Below are some entries. Copy each line in them that holds "Save".

### Data under study ###

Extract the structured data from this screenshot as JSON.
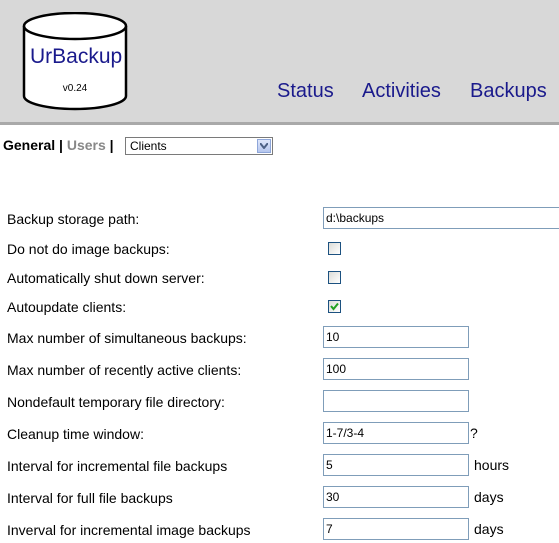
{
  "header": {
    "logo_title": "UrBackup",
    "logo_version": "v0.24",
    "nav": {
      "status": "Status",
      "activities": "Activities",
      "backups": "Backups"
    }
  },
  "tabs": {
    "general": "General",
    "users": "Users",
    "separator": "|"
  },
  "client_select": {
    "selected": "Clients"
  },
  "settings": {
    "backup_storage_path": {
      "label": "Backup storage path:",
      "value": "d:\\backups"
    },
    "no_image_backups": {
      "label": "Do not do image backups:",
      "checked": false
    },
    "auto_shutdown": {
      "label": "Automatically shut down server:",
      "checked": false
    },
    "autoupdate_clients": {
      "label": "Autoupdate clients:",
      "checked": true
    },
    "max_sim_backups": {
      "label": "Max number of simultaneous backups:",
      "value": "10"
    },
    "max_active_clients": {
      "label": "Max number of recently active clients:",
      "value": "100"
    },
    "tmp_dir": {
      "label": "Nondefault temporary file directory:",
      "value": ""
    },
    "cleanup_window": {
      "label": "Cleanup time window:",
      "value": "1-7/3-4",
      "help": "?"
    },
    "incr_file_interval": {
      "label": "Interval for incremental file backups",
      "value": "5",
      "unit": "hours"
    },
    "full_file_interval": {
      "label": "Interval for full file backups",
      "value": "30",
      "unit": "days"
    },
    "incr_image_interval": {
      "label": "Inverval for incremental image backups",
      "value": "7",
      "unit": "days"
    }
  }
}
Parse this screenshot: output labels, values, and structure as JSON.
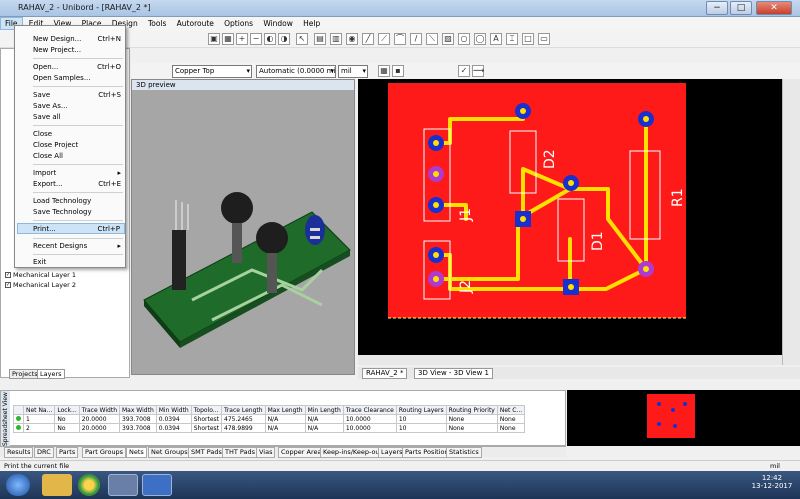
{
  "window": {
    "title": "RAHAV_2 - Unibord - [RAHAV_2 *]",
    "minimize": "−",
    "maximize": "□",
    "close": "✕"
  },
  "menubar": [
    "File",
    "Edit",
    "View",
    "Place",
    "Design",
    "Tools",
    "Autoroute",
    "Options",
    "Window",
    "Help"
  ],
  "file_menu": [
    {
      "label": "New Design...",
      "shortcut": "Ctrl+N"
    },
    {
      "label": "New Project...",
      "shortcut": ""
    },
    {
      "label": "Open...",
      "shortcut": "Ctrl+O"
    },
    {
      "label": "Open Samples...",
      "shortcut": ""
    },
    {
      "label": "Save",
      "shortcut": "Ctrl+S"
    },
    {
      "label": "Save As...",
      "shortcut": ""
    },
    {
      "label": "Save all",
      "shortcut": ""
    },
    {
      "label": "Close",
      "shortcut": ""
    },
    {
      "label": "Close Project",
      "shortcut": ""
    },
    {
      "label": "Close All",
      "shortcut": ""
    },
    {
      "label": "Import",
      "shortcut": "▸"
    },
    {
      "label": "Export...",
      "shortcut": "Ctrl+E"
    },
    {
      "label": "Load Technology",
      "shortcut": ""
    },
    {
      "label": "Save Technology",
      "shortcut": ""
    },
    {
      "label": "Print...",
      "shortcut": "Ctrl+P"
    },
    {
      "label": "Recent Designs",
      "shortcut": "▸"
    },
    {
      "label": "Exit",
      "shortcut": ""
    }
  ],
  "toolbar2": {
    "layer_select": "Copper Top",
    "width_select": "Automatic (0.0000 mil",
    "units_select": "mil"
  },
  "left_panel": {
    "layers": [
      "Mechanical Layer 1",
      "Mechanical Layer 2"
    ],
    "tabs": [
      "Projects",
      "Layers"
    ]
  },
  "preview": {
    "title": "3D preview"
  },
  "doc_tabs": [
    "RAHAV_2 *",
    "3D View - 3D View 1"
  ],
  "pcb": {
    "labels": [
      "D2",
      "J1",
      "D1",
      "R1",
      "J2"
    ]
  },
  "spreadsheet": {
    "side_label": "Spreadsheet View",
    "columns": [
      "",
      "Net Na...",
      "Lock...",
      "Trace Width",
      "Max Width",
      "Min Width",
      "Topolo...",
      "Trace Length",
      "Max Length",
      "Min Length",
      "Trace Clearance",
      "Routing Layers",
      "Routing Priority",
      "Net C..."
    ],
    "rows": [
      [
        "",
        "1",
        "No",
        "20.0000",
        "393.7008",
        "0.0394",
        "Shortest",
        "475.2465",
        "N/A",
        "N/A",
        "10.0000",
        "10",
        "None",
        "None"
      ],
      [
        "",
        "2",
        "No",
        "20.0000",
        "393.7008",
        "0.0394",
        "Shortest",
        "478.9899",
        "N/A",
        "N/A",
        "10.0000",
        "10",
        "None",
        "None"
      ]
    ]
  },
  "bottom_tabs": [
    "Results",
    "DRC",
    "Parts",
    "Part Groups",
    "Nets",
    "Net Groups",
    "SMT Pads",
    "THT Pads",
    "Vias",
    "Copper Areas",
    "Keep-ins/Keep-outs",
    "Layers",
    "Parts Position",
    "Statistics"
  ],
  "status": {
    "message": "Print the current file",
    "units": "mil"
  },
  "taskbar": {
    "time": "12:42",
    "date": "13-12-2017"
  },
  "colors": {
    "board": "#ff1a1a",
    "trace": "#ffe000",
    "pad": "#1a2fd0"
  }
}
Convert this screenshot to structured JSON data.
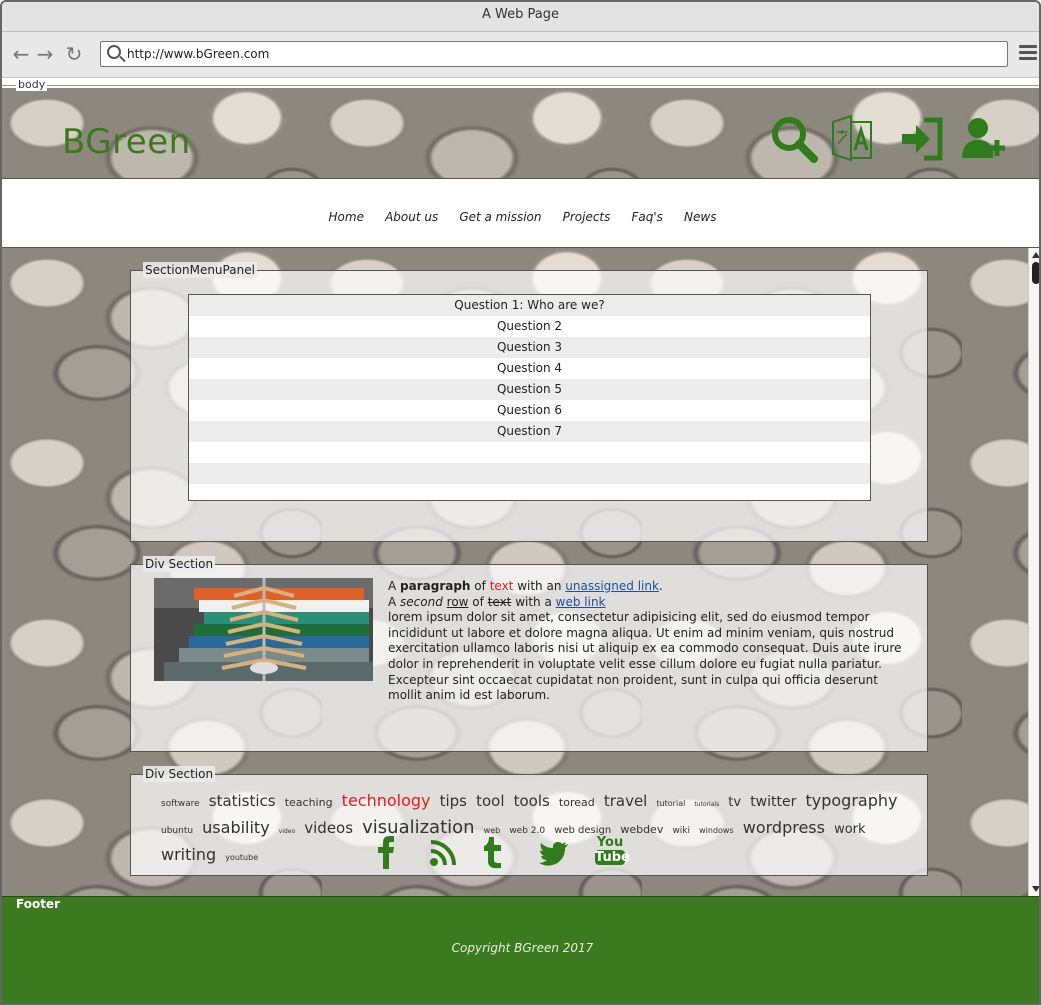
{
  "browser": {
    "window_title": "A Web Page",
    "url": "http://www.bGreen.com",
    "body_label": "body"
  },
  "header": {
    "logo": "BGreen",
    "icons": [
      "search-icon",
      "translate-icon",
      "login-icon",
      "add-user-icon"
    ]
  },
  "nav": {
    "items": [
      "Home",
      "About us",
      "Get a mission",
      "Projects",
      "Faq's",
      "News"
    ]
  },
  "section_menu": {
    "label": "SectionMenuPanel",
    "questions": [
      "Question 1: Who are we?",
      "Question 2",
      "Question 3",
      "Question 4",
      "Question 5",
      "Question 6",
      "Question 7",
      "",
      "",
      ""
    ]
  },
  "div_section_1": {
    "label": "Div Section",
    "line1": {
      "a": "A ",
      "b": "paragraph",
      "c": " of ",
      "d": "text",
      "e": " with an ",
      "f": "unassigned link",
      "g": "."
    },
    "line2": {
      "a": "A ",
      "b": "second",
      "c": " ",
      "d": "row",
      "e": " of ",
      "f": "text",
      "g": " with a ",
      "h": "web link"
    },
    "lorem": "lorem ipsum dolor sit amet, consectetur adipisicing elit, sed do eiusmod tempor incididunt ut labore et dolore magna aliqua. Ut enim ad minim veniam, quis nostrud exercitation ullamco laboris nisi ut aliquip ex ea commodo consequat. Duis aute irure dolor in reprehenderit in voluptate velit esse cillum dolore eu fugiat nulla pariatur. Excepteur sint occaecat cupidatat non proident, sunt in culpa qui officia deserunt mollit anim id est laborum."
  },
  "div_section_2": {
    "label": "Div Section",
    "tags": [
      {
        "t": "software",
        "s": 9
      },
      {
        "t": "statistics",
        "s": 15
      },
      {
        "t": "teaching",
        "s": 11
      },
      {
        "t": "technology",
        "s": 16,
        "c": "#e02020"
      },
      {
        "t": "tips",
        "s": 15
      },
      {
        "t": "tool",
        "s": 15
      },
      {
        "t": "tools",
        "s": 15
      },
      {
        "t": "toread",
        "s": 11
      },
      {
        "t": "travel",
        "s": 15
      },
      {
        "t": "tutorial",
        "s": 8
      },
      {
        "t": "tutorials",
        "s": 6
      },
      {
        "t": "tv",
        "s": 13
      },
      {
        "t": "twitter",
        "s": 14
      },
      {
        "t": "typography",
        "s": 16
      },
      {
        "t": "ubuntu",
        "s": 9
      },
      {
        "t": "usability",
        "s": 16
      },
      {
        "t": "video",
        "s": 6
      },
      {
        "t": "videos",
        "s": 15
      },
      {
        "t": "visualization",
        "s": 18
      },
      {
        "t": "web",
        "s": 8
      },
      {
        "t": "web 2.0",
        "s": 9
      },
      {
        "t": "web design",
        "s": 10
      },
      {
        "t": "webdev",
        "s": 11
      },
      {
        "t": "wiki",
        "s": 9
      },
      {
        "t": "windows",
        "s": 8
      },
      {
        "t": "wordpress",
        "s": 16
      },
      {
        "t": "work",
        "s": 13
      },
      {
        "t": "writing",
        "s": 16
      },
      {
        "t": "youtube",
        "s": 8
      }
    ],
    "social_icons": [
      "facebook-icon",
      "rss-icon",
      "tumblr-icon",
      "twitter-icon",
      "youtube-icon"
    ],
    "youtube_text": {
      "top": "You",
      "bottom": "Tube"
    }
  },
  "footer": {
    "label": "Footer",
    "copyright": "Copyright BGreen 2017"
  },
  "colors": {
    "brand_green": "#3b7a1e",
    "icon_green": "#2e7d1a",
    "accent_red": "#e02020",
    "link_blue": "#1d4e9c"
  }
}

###

— Solved exercise —
      "label": "Save",
      "label": "Save As...",
      "label": "Save all",
      "label": "Save Technology",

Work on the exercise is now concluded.